I miss turning to Drance and Johnston during the third period and asking them what I missed, and knowing they’ll tell me. Reporters.
I miss games in other time zones when I have more time to write.
I miss my Mac laptop.
Dressing rooms post-game are way different than dressing rooms after practice. But I miss having the chance to have actual conversations with players, Brock Boeser updating me on his Dad, and Troy Stecher telling me about growing up in Richmond (where I’m from), and Pettersson explaining something about his shot, and Beagle, Tyler Myers and Brandon Sutter talking about whatever they want because they’ve seen things.
I miss rare, gratifying moments like when Markstrom, not long after his Dad died, thanked me for a column I wrote because it meant a lot to his Mom.

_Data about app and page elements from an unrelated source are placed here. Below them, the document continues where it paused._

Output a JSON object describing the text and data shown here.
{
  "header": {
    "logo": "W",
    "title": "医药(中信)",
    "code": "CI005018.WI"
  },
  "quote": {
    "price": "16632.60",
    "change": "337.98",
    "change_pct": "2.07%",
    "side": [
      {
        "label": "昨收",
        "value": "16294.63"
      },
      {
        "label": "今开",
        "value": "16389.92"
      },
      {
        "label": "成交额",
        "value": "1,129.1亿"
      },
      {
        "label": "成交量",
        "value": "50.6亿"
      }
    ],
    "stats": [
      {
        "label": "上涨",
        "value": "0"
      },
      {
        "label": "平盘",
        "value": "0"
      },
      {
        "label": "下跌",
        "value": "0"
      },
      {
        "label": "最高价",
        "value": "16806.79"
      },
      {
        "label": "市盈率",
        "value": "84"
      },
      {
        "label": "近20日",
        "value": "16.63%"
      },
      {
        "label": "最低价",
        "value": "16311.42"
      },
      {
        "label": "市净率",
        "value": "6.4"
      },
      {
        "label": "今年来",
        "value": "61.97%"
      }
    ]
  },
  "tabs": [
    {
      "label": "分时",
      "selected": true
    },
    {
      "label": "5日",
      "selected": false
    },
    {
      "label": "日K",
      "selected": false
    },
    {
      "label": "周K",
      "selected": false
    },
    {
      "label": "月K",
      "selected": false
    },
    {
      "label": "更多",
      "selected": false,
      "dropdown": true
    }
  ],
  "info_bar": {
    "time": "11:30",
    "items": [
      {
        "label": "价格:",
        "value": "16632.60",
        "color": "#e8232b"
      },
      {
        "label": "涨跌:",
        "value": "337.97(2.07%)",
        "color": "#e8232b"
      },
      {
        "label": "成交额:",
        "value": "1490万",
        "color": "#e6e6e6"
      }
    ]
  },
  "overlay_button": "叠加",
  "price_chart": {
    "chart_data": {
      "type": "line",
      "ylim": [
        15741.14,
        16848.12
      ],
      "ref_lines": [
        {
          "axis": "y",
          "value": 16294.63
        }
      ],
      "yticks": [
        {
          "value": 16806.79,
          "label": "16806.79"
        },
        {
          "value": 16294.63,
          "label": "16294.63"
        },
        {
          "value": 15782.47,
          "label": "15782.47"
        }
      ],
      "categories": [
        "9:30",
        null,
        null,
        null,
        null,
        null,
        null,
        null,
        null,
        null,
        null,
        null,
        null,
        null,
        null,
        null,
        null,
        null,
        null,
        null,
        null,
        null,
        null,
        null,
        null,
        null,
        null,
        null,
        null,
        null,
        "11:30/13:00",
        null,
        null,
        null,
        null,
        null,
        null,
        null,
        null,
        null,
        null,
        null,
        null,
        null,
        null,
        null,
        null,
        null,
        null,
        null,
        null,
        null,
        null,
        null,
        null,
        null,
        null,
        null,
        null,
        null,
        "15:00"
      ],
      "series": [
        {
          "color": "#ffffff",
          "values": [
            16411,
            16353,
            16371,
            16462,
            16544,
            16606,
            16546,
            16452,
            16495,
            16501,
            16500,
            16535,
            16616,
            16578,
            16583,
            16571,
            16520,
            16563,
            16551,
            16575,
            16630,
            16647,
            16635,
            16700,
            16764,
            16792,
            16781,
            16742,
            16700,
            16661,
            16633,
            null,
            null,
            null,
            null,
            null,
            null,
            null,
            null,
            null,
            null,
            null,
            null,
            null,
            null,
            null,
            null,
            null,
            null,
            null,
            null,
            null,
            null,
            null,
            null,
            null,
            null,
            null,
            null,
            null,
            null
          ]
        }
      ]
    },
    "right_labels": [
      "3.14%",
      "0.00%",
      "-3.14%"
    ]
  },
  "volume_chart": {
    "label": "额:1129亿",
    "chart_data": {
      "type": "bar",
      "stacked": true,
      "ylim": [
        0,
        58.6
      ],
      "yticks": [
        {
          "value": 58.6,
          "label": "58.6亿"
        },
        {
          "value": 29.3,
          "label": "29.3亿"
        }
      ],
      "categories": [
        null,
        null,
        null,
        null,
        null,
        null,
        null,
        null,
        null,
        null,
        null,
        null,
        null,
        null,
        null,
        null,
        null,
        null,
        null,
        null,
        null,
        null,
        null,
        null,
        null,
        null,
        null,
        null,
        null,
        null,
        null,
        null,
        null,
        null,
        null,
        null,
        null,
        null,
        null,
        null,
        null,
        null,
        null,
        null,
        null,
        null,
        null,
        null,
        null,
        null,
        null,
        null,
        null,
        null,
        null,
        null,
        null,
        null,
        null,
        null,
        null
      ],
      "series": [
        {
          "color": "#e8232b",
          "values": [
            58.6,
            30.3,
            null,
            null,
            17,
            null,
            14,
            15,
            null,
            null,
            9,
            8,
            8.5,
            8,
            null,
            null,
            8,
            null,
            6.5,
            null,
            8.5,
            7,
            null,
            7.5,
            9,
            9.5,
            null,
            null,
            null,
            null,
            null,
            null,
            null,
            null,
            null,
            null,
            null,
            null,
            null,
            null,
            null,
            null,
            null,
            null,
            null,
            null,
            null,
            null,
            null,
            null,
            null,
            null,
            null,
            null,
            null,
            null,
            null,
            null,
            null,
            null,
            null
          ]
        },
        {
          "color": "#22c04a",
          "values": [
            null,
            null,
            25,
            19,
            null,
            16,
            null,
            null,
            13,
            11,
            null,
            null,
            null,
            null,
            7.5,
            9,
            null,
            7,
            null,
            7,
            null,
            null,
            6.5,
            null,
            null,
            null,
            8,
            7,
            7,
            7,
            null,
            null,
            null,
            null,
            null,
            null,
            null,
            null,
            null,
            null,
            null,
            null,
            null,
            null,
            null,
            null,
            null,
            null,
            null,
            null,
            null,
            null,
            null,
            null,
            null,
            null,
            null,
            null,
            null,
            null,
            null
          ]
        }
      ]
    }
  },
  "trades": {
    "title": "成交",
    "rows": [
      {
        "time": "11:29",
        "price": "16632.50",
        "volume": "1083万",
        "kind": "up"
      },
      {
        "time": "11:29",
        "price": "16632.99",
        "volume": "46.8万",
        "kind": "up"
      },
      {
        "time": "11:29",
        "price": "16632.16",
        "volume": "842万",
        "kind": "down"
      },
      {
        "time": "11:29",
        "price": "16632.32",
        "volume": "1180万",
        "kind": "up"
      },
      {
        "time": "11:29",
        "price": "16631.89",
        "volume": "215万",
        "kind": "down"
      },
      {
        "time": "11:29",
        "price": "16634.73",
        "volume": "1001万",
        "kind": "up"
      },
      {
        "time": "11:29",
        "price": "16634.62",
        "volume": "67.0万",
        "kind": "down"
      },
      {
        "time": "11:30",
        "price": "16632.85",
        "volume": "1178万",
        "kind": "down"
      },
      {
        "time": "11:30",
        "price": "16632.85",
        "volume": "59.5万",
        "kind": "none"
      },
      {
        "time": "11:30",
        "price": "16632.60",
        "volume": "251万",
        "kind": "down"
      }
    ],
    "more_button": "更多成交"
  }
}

I even miss when players confront me about something they didn’t like that I wrote or said — like Myers did recently — because it means they care. And it’s way healthier than simmering on that anger until it poisons you. Relationships.
I miss stealing a gum from the dressing-room drawer even if it’s not really stealing since I always ask/tell a Canucks employee and, after the morning coffee, it’s for everyone’s good.
I miss the smell of the rink, the sound the puck makes rattling around the boards, the elegant, flowing trails cut by skates into fresh ice, the hellacious clack of a puck off the glass, and the base-drum thud of it against a goalie’s pad.
Even though it’s obvious which one is more important, I miss when 7 pm meant cheering hockey players instead of heath-care workers.
I miss when only goalies wore masks, when everyone could come together with health and hope to watch a simple hockey game, and no one was in danger of dying.
There is nothing else in this world like all of that.